## Task statement
Give an unaltered copy of the listing below, minus its pictures.
==*==
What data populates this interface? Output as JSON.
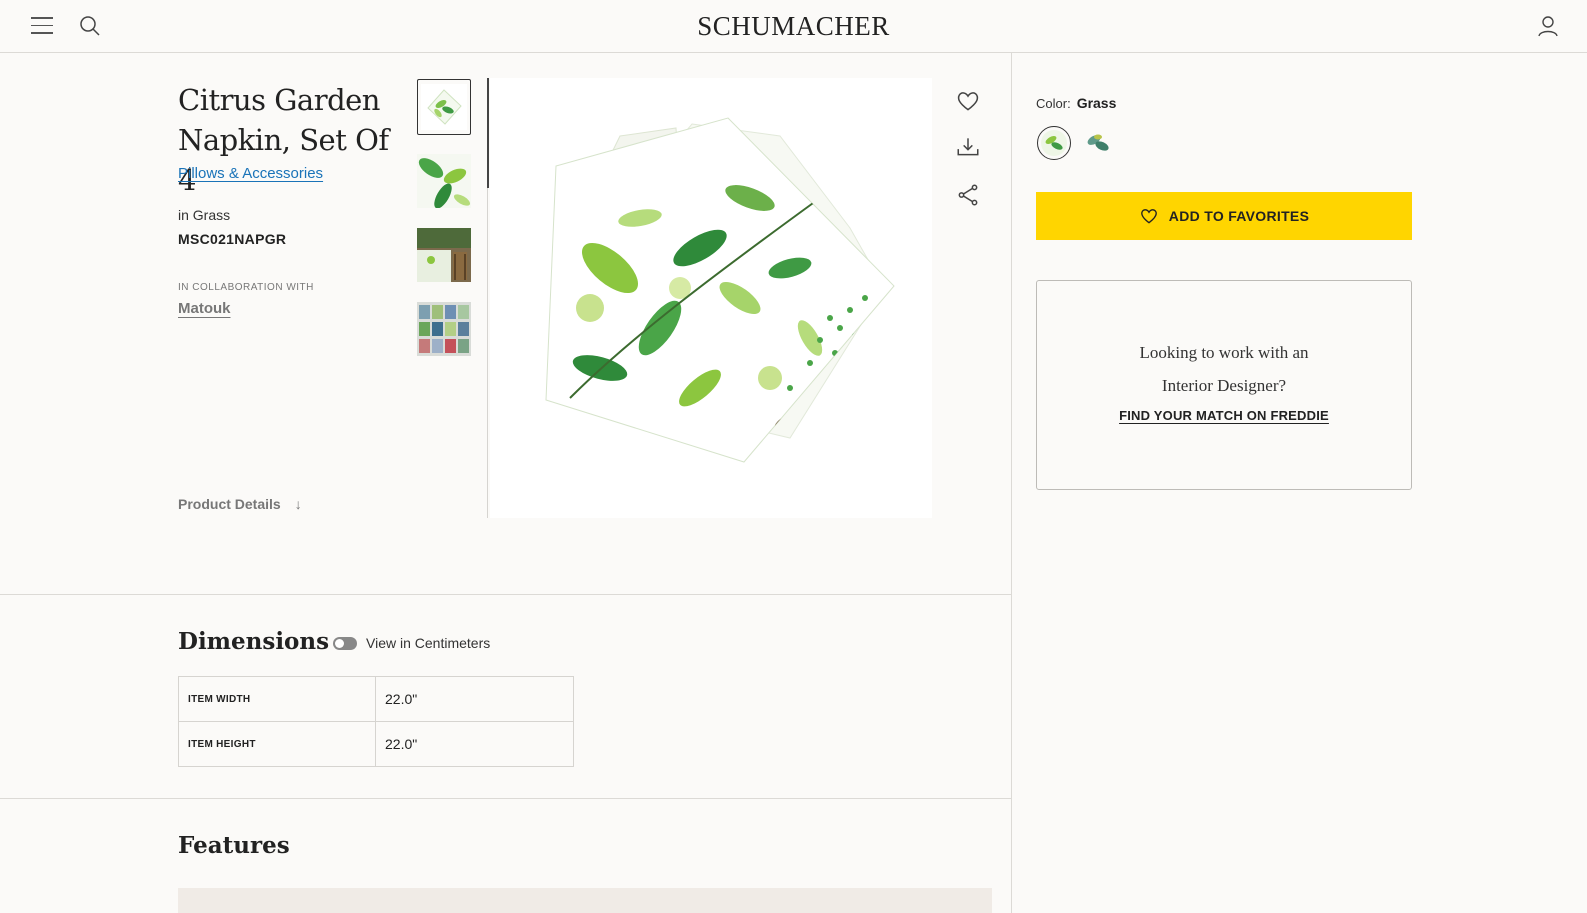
{
  "header": {
    "logo": "SCHUMACHER",
    "icons": {
      "menu": "menu-icon",
      "search": "search-icon",
      "account": "account-icon"
    }
  },
  "product": {
    "title": "Citrus Garden Napkin, Set Of 4",
    "category": "Pillows & Accessories",
    "color_line": "in Grass",
    "sku": "MSC021NAPGR",
    "collab_label": "IN COLLABORATION WITH",
    "collab_partner": "Matouk",
    "details_link": "Product Details",
    "details_arrow": "↓"
  },
  "actions": {
    "favorite": "heart-icon",
    "download": "download-icon",
    "share": "share-icon"
  },
  "sidebar": {
    "color_label": "Color:",
    "color_value": "Grass",
    "add_to_favorites": "ADD TO FAVORITES",
    "designer_question_line1": "Looking to work with an",
    "designer_question_line2": "Interior Designer?",
    "designer_link": "FIND YOUR MATCH ON FREDDIE"
  },
  "dimensions": {
    "title": "Dimensions",
    "toggle_label": "View in Centimeters",
    "toggle_on": false,
    "rows": [
      {
        "label": "ITEM WIDTH",
        "value": "22.0\""
      },
      {
        "label": "ITEM HEIGHT",
        "value": "22.0\""
      }
    ]
  },
  "features": {
    "title": "Features"
  },
  "colors": {
    "accent": "#ffd500",
    "link": "#1a73b8",
    "leaf_dark": "#2f8a3a",
    "leaf_light": "#8cc63f"
  }
}
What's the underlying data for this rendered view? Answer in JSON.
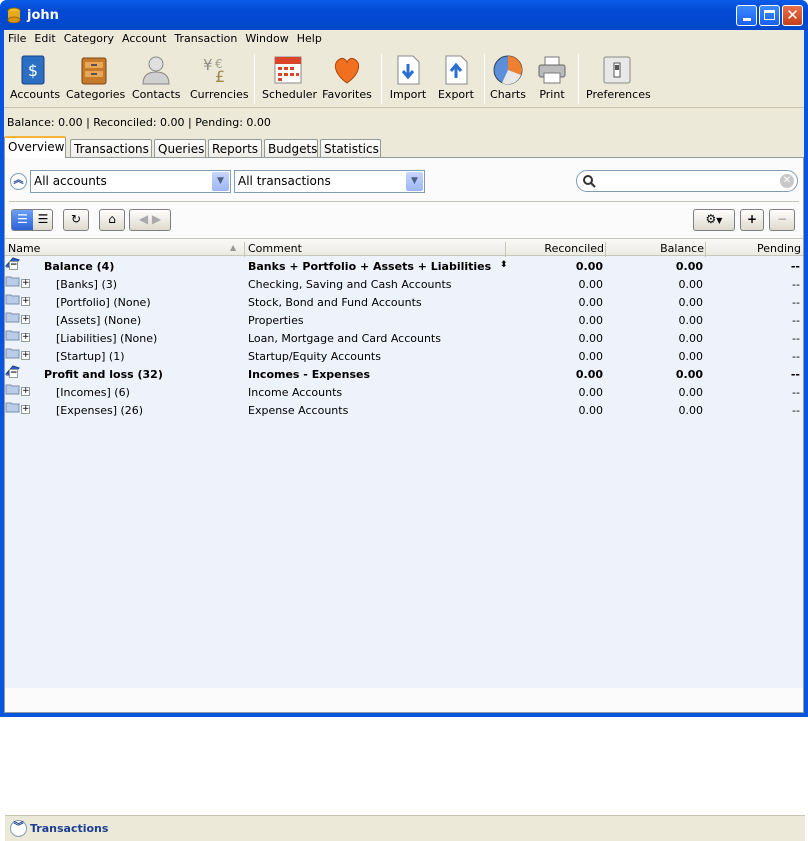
{
  "window": {
    "title": "john"
  },
  "menu": [
    "File",
    "Edit",
    "Category",
    "Account",
    "Transaction",
    "Window",
    "Help"
  ],
  "toolbar": [
    {
      "label": "Accounts",
      "icon": "accounts-icon"
    },
    {
      "label": "Categories",
      "icon": "categories-icon"
    },
    {
      "label": "Contacts",
      "icon": "contacts-icon"
    },
    {
      "label": "Currencies",
      "icon": "currencies-icon"
    },
    {
      "label": "Scheduler",
      "icon": "scheduler-icon"
    },
    {
      "label": "Favorites",
      "icon": "favorites-icon"
    },
    {
      "label": "Import",
      "icon": "import-icon"
    },
    {
      "label": "Export",
      "icon": "export-icon"
    },
    {
      "label": "Charts",
      "icon": "charts-icon"
    },
    {
      "label": "Print",
      "icon": "print-icon"
    },
    {
      "label": "Preferences",
      "icon": "preferences-icon"
    }
  ],
  "status": "Balance: 0.00 | Reconciled: 0.00 | Pending: 0.00",
  "tabs": [
    "Overview",
    "Transactions",
    "Queries",
    "Reports",
    "Budgets",
    "Statistics"
  ],
  "filters": {
    "accounts": "All accounts",
    "transactions": "All transactions",
    "search_value": ""
  },
  "grid": {
    "headers": {
      "name": "Name",
      "comment": "Comment",
      "reconciled": "Reconciled",
      "balance": "Balance",
      "pending": "Pending"
    },
    "rows": [
      {
        "level": 0,
        "name": "Balance (4)",
        "comment": "Banks + Portfolio + Assets + Liabilities",
        "reconciled": "0.00",
        "balance": "0.00",
        "pending": "--",
        "bold": true,
        "expander": "⊟"
      },
      {
        "level": 1,
        "name": "[Banks] (3)",
        "comment": "Checking, Saving and Cash Accounts",
        "reconciled": "0.00",
        "balance": "0.00",
        "pending": "--",
        "bold": false,
        "expander": "+"
      },
      {
        "level": 1,
        "name": "[Portfolio] (None)",
        "comment": "Stock, Bond and Fund Accounts",
        "reconciled": "0.00",
        "balance": "0.00",
        "pending": "--",
        "bold": false,
        "expander": "+"
      },
      {
        "level": 1,
        "name": "[Assets] (None)",
        "comment": "Properties",
        "reconciled": "0.00",
        "balance": "0.00",
        "pending": "--",
        "bold": false,
        "expander": "+"
      },
      {
        "level": 1,
        "name": "[Liabilities] (None)",
        "comment": "Loan, Mortgage and Card Accounts",
        "reconciled": "0.00",
        "balance": "0.00",
        "pending": "--",
        "bold": false,
        "expander": "+"
      },
      {
        "level": 1,
        "name": "[Startup] (1)",
        "comment": "Startup/Equity Accounts",
        "reconciled": "0.00",
        "balance": "0.00",
        "pending": "--",
        "bold": false,
        "expander": "+"
      },
      {
        "level": 0,
        "name": "Profit and loss (32)",
        "comment": "Incomes - Expenses",
        "reconciled": "0.00",
        "balance": "0.00",
        "pending": "--",
        "bold": true,
        "expander": "⊟"
      },
      {
        "level": 1,
        "name": "[Incomes] (6)",
        "comment": "Income Accounts",
        "reconciled": "0.00",
        "balance": "0.00",
        "pending": "--",
        "bold": false,
        "expander": "+"
      },
      {
        "level": 1,
        "name": "[Expenses] (26)",
        "comment": "Expense Accounts",
        "reconciled": "0.00",
        "balance": "0.00",
        "pending": "--",
        "bold": false,
        "expander": "+"
      }
    ]
  },
  "bottom": {
    "label": "Transactions"
  }
}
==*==
## Finished exercise
What data populates this interface? Output as JSON.
{
  "header": {
    "logo": "SCHUMACHER",
    "icons": {
      "menu": "menu-icon",
      "search": "search-icon",
      "account": "account-icon"
    }
  },
  "product": {
    "title": "Citrus Garden Napkin, Set Of 4",
    "category": "Pillows & Accessories",
    "color_line": "in Grass",
    "sku": "MSC021NAPGR",
    "collab_label": "IN COLLABORATION WITH",
    "collab_partner": "Matouk",
    "details_link": "Product Details",
    "details_arrow": "↓"
  },
  "actions": {
    "favorite": "heart-icon",
    "download": "download-icon",
    "share": "share-icon"
  },
  "sidebar": {
    "color_label": "Color:",
    "color_value": "Grass",
    "add_to_favorites": "ADD TO FAVORITES",
    "designer_question_line1": "Looking to work with an",
    "designer_question_line2": "Interior Designer?",
    "designer_link": "FIND YOUR MATCH ON FREDDIE"
  },
  "dimensions": {
    "title": "Dimensions",
    "toggle_label": "View in Centimeters",
    "toggle_on": false,
    "rows": [
      {
        "label": "ITEM WIDTH",
        "value": "22.0\""
      },
      {
        "label": "ITEM HEIGHT",
        "value": "22.0\""
      }
    ]
  },
  "features": {
    "title": "Features"
  },
  "colors": {
    "accent": "#ffd500",
    "link": "#1a73b8",
    "leaf_dark": "#2f8a3a",
    "leaf_light": "#8cc63f"
  }
}
What's the underlying data for this rendered view? Answer in JSON.
{
  "window": {
    "title": "john"
  },
  "menu": [
    "File",
    "Edit",
    "Category",
    "Account",
    "Transaction",
    "Window",
    "Help"
  ],
  "toolbar": [
    {
      "label": "Accounts",
      "icon": "accounts-icon"
    },
    {
      "label": "Categories",
      "icon": "categories-icon"
    },
    {
      "label": "Contacts",
      "icon": "contacts-icon"
    },
    {
      "label": "Currencies",
      "icon": "currencies-icon"
    },
    {
      "label": "Scheduler",
      "icon": "scheduler-icon"
    },
    {
      "label": "Favorites",
      "icon": "favorites-icon"
    },
    {
      "label": "Import",
      "icon": "import-icon"
    },
    {
      "label": "Export",
      "icon": "export-icon"
    },
    {
      "label": "Charts",
      "icon": "charts-icon"
    },
    {
      "label": "Print",
      "icon": "print-icon"
    },
    {
      "label": "Preferences",
      "icon": "preferences-icon"
    }
  ],
  "status": "Balance: 0.00 | Reconciled: 0.00 | Pending: 0.00",
  "tabs": [
    "Overview",
    "Transactions",
    "Queries",
    "Reports",
    "Budgets",
    "Statistics"
  ],
  "filters": {
    "accounts": "All accounts",
    "transactions": "All transactions",
    "search_value": ""
  },
  "grid": {
    "headers": {
      "name": "Name",
      "comment": "Comment",
      "reconciled": "Reconciled",
      "balance": "Balance",
      "pending": "Pending"
    },
    "rows": [
      {
        "level": 0,
        "name": "Balance (4)",
        "comment": "Banks + Portfolio + Assets + Liabilities",
        "reconciled": "0.00",
        "balance": "0.00",
        "pending": "--",
        "bold": true,
        "expander": "⊟"
      },
      {
        "level": 1,
        "name": "[Banks] (3)",
        "comment": "Checking, Saving and Cash Accounts",
        "reconciled": "0.00",
        "balance": "0.00",
        "pending": "--",
        "bold": false,
        "expander": "+"
      },
      {
        "level": 1,
        "name": "[Portfolio] (None)",
        "comment": "Stock, Bond and Fund Accounts",
        "reconciled": "0.00",
        "balance": "0.00",
        "pending": "--",
        "bold": false,
        "expander": "+"
      },
      {
        "level": 1,
        "name": "[Assets] (None)",
        "comment": "Properties",
        "reconciled": "0.00",
        "balance": "0.00",
        "pending": "--",
        "bold": false,
        "expander": "+"
      },
      {
        "level": 1,
        "name": "[Liabilities] (None)",
        "comment": "Loan, Mortgage and Card Accounts",
        "reconciled": "0.00",
        "balance": "0.00",
        "pending": "--",
        "bold": false,
        "expander": "+"
      },
      {
        "level": 1,
        "name": "[Startup] (1)",
        "comment": "Startup/Equity Accounts",
        "reconciled": "0.00",
        "balance": "0.00",
        "pending": "--",
        "bold": false,
        "expander": "+"
      },
      {
        "level": 0,
        "name": "Profit and loss (32)",
        "comment": "Incomes - Expenses",
        "reconciled": "0.00",
        "balance": "0.00",
        "pending": "--",
        "bold": true,
        "expander": "⊟"
      },
      {
        "level": 1,
        "name": "[Incomes] (6)",
        "comment": "Income Accounts",
        "reconciled": "0.00",
        "balance": "0.00",
        "pending": "--",
        "bold": false,
        "expander": "+"
      },
      {
        "level": 1,
        "name": "[Expenses] (26)",
        "comment": "Expense Accounts",
        "reconciled": "0.00",
        "balance": "0.00",
        "pending": "--",
        "bold": false,
        "expander": "+"
      }
    ]
  },
  "bottom": {
    "label": "Transactions"
  }
}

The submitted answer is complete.